The Art and Acts of Kindness

The Art and Acts of Kindness

By: J. Marlando

Some years ago when my wife and I were struggling financially, she went to the supermarket and after the cost of her items had been added up by the clerk she discovered that she had to return a $4.00 item because she didn’t have the money to pay for it. As a result she told the clerk she’d have to give the item back because she didn’t have the money to pay for it. Then, the woman who was standing behind her told the clerk to leave the item and that she would pay for it.

My wife is still touched by that moment even though it occurred some thirty years ago. In fact, she just mentioned it to me the other day which inspired this article.

The lady that was so kind to my wife when she was in the supermarket that day was a total stranger and we do not even know her name. Yet, the memory remains as it were yesterday and my wife will never forget that lady. I was not there but I will not forget that lady either!

As a quick aside, in the past I have taught a course in relationships and marriage. One of my first lectures has always included the fact that many, many couples have problems simply because they forget to be nice or kind to each other.

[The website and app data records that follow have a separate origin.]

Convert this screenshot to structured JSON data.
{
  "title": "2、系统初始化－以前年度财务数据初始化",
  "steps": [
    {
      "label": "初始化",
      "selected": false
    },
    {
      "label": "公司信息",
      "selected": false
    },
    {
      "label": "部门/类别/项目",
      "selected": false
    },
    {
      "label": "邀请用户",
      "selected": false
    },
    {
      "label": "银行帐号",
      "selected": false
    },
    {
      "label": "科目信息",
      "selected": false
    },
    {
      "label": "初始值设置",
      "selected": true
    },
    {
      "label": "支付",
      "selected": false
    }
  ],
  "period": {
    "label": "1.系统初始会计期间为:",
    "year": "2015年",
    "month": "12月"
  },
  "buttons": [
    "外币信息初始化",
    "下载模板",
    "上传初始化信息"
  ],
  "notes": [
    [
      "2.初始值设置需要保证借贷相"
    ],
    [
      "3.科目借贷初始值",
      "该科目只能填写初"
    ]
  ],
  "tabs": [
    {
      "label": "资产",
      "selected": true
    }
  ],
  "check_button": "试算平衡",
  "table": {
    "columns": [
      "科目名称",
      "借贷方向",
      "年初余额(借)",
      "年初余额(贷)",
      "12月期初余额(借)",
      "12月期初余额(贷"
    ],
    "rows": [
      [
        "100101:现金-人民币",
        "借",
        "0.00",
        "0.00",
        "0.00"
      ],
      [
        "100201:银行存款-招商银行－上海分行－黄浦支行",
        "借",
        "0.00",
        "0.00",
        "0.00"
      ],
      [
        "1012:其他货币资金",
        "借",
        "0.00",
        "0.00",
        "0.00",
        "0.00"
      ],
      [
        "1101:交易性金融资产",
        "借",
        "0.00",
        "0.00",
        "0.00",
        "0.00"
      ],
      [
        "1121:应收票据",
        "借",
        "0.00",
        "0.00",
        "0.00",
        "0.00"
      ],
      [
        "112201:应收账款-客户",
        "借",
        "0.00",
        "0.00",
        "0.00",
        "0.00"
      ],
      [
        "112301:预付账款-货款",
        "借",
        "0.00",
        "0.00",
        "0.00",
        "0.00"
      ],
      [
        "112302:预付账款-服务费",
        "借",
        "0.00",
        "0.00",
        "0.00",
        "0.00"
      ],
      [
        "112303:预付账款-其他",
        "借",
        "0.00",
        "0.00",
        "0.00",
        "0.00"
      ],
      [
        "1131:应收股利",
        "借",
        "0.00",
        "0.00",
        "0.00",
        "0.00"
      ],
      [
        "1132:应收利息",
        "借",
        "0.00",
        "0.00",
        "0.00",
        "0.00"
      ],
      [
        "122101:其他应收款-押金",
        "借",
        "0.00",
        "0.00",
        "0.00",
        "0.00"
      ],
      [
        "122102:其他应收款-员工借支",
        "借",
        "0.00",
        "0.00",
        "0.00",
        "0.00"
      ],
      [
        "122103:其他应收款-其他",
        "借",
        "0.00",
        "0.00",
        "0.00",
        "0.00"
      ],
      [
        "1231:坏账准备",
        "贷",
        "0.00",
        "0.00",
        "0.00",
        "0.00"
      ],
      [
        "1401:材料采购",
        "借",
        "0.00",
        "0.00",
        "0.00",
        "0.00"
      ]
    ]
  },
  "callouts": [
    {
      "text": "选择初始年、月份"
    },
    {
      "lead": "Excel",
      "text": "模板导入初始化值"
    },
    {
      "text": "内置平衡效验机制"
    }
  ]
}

As I stop and think about it, a great many problems in our world is simply because people neglect being kind to other people. Kindness indeed is the antidote to untold numbers of problems in life not excluding hunger and other UNNECESSARY suffering around our planet. But greed and self-centeredness serves to diminish much of the human will toward kindness.

In the U.S. the vast majority of people tend to look down at our poor and needy as “failures” and as a matter of some absurd contrivance they take pride in NOT helping the downtrodden and even resenting government aiding the needy. This arrogance is unfounded of course since no one—no one—is self-made and everyone—everyone—has had a helping hand from someone!

The truth of the above, however, is that the U.S. is not alone in its arrogance over poverty as every country is, in essence, an elite system in the guises of many social systems.

In any case, being kind is a potential of our humanity but like love, true kindness cannot have conditions or biases. Kindness that does is not truly kindness but is rather like feigned love that always seeks reciprocation such as in, I’ll rub your back if you rub mine.

And, if we can only be kind to our own family members and those close to us, we are signaling that we are not really kind at all.

Even the smallest kindness can affect others for a lifetime: a pat on the back can inspire a person to accomplishment while a hug can reassure a person that they are not alone; a positive word can stir a person into positive action and a handout can save a life.

In regard to all this, I am convinced that if we could go into every prison cell and delve into the history of every convict we would discover that at least most inmates lack experiencing kindness in their lives. And of course kindness is a quality of love!

The point of the above is that love and kindness begets love and kindness and the child who has been raised with these qualities will usually take them into the rest of his or her life.

Some people may ask, but what is kindness?

Kindness begins with having empathy. It is being able to feel someone else’s pain, fear or confusion. This able-ness belongs to everyone but it is activated only in those who do not place themselves in the center; who do not judge others by themselves or evaluate people by their own standards.

Kindness is demonstrated in words and actions of compassion. Compassion results from feelings of empathy and makes no judgment values.

Compassion is tolerance and understanding; it never projects the self onto the other but instead is receptive to the other as being in and of his or herself. Compassion after all is never a moralist!

Tolerance and understanding are charitable and being charitable is to be kind. And being kind is to act in unconditional love. Because unconditional love is composed of empathy, compassion, tolerance and understanding kindness becomes then, acts of love.

Remember kindness can mend broken hearts, heal the wounds of depression, create hope in the hopeless, take away the loneliness of the lonely and lift the spirits of the despaired; kindness can also feed the hungry and even change the world.